BEGIN MATERIAL FOR THIS EXERCISE

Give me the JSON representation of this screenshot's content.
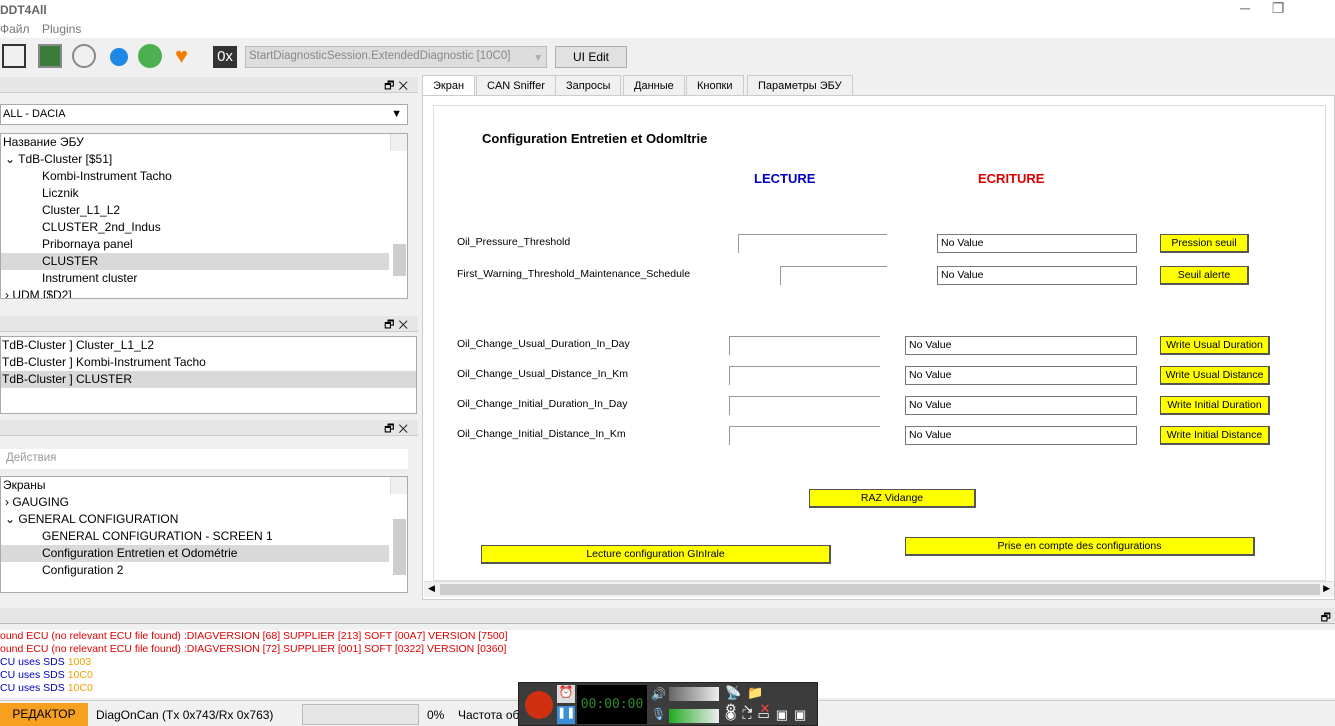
{
  "window": {
    "title": "DDT4All"
  },
  "menu": [
    "Файл",
    "Plugins"
  ],
  "toolbar": {
    "session_combo": "StartDiagnosticSession.ExtendedDiagnostic [10C0]",
    "ui_edit": "UI Edit",
    "hex_label": "0x"
  },
  "ecu_panel": {
    "vehicle_combo": "ALL - DACIA",
    "tree_header": "Название ЭБУ",
    "items": [
      "TdB-Cluster [$51]",
      "Kombi-Instrument Tacho",
      "Licznik",
      "Cluster_L1_L2",
      "CLUSTER_2nd_Indus",
      "Pribornaya panel",
      "CLUSTER",
      "Instrument cluster",
      "UDM [$D2]"
    ]
  },
  "found_panel": {
    "items": [
      "TdB-Cluster ] Cluster_L1_L2",
      "TdB-Cluster ] Kombi-Instrument Tacho",
      "TdB-Cluster ] CLUSTER"
    ]
  },
  "screens_panel": {
    "actions_placeholder": "Действия",
    "tree_header": "Экраны",
    "items": [
      "GAUGING",
      "GENERAL CONFIGURATION",
      "GENERAL CONFIGURATION - SCREEN 1",
      "Configuration Entretien et Odométrie",
      "Configuration 2"
    ]
  },
  "tabs": [
    "Экран",
    "CAN Sniffer",
    "Запросы",
    "Данные",
    "Кнопки",
    "Параметры ЭБУ"
  ],
  "screen": {
    "title": "Configuration Entretien et OdomItrie",
    "read_header": "LECTURE",
    "write_header": "ECRITURE",
    "rows": [
      {
        "label": "Oil_Pressure_Threshold",
        "value": "No Value",
        "button": "Pression seuil"
      },
      {
        "label": "First_Warning_Threshold_Maintenance_Schedule",
        "value": "No Value",
        "button": "Seuil alerte"
      },
      {
        "label": "Oil_Change_Usual_Duration_In_Day",
        "value": "No Value",
        "button": "Write Usual Duration"
      },
      {
        "label": "Oil_Change_Usual_Distance_In_Km",
        "value": "No Value",
        "button": "Write Usual Distance"
      },
      {
        "label": "Oil_Change_Initial_Duration_In_Day",
        "value": "No Value",
        "button": "Write Initial Duration"
      },
      {
        "label": "Oil_Change_Initial_Distance_In_Km",
        "value": "No Value",
        "button": "Write Initial Distance"
      }
    ],
    "raz_button": "RAZ Vidange",
    "read_all_button": "Lecture configuration GInIrale",
    "apply_button": "Prise en compte des configurations"
  },
  "log": [
    {
      "text": "ound ECU (no relevant ECU file found) :DIAGVERSION [68] SUPPLIER [213] SOFT [00A7] VERSION [7500]",
      "color": "#e00000"
    },
    {
      "text": "ound ECU (no relevant ECU file found) :DIAGVERSION [72] SUPPLIER [001] SOFT [0322] VERSION [0360]",
      "color": "#e00000"
    },
    {
      "text": "CU uses SDS ",
      "code": "1003",
      "color": "#0000c0"
    },
    {
      "text": "CU uses SDS ",
      "code": "10C0",
      "color": "#0000c0"
    },
    {
      "text": "CU uses SDS ",
      "code": "10C0",
      "color": "#0000c0"
    }
  ],
  "status": {
    "mode": "РЕДАКТОР",
    "connection": "DiagOnCan (Tx 0x743/Rx 0x763)",
    "progress": "0%",
    "freq": "Частота об"
  },
  "recorder": {
    "timer": "00:00:00"
  }
}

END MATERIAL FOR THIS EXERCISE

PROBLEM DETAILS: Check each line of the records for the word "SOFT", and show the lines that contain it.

ANSWER AREA:
      "text": "ound ECU (no relevant ECU file found) :DIAGVERSION [68] SUPPLIER [213] SOFT [00A7] VERSION [7500]",
      "text": "ound ECU (no relevant ECU file found) :DIAGVERSION [72] SUPPLIER [001] SOFT [0322] VERSION [0360]",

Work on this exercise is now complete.